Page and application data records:
◆ ◆ ◆
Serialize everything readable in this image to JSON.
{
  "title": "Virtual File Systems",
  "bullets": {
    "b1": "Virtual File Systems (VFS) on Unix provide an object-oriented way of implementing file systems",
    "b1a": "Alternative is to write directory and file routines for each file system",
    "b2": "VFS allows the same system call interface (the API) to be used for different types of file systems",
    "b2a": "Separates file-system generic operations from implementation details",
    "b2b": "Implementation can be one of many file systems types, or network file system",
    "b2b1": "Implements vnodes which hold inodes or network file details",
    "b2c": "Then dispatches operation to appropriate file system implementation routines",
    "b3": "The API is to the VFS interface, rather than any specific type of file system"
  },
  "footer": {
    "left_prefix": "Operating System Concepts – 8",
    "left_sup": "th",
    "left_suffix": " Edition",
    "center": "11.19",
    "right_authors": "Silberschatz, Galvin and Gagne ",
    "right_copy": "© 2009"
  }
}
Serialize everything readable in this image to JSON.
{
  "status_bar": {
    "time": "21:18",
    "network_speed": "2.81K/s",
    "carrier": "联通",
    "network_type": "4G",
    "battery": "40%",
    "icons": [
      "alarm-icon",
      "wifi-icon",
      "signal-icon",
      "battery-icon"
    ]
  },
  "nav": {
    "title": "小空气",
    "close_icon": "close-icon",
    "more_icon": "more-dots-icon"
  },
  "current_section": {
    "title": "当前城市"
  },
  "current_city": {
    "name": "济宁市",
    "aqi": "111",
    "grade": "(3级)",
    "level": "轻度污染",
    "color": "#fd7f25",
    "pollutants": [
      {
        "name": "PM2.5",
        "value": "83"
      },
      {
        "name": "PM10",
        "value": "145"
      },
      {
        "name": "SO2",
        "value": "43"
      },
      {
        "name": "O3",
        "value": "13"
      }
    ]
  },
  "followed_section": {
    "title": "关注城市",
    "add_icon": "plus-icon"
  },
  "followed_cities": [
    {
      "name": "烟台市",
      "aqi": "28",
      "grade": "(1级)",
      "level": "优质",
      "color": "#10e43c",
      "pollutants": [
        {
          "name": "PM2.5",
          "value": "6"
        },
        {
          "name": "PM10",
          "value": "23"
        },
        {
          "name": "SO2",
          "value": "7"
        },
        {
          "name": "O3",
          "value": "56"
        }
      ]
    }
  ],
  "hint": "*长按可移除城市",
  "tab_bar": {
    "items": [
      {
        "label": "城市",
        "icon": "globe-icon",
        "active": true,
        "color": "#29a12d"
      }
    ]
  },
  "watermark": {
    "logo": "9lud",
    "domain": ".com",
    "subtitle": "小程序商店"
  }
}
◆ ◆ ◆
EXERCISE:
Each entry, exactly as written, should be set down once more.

SOLVED PROBLEM:
Serialize everything readable in this image to JSON.
{
  "title": "Virtual File Systems",
  "bullets": {
    "b1": "Virtual File Systems (VFS) on Unix provide an object-oriented way of implementing file systems",
    "b1a": "Alternative is to write directory and file routines for each file system",
    "b2": "VFS allows the same system call interface (the API) to be used for different types of file systems",
    "b2a": "Separates file-system generic operations from implementation details",
    "b2b": "Implementation can be one of many file systems types, or network file system",
    "b2b1": "Implements vnodes which hold inodes or network file details",
    "b2c": "Then dispatches operation to appropriate file system implementation routines",
    "b3": "The API is to the VFS interface, rather than any specific type of file system"
  },
  "footer": {
    "left_prefix": "Operating System Concepts – 8",
    "left_sup": "th",
    "left_suffix": " Edition",
    "center": "11.19",
    "right_authors": "Silberschatz, Galvin and Gagne ",
    "right_copy": "© 2009"
  }
}
Serialize everything readable in this image to JSON.
{
  "status_bar": {
    "time": "21:18",
    "network_speed": "2.81K/s",
    "carrier": "联通",
    "network_type": "4G",
    "battery": "40%",
    "icons": [
      "alarm-icon",
      "wifi-icon",
      "signal-icon",
      "battery-icon"
    ]
  },
  "nav": {
    "title": "小空气",
    "close_icon": "close-icon",
    "more_icon": "more-dots-icon"
  },
  "current_section": {
    "title": "当前城市"
  },
  "current_city": {
    "name": "济宁市",
    "aqi": "111",
    "grade": "(3级)",
    "level": "轻度污染",
    "color": "#fd7f25",
    "pollutants": [
      {
        "name": "PM2.5",
        "value": "83"
      },
      {
        "name": "PM10",
        "value": "145"
      },
      {
        "name": "SO2",
        "value": "43"
      },
      {
        "name": "O3",
        "value": "13"
      }
    ]
  },
  "followed_section": {
    "title": "关注城市",
    "add_icon": "plus-icon"
  },
  "followed_cities": [
    {
      "name": "烟台市",
      "aqi": "28",
      "grade": "(1级)",
      "level": "优质",
      "color": "#10e43c",
      "pollutants": [
        {
          "name": "PM2.5",
          "value": "6"
        },
        {
          "name": "PM10",
          "value": "23"
        },
        {
          "name": "SO2",
          "value": "7"
        },
        {
          "name": "O3",
          "value": "56"
        }
      ]
    }
  ],
  "hint": "*长按可移除城市",
  "tab_bar": {
    "items": [
      {
        "label": "城市",
        "icon": "globe-icon",
        "active": true,
        "color": "#29a12d"
      }
    ]
  },
  "watermark": {
    "logo": "9lud",
    "domain": ".com",
    "subtitle": "小程序商店"
  }
}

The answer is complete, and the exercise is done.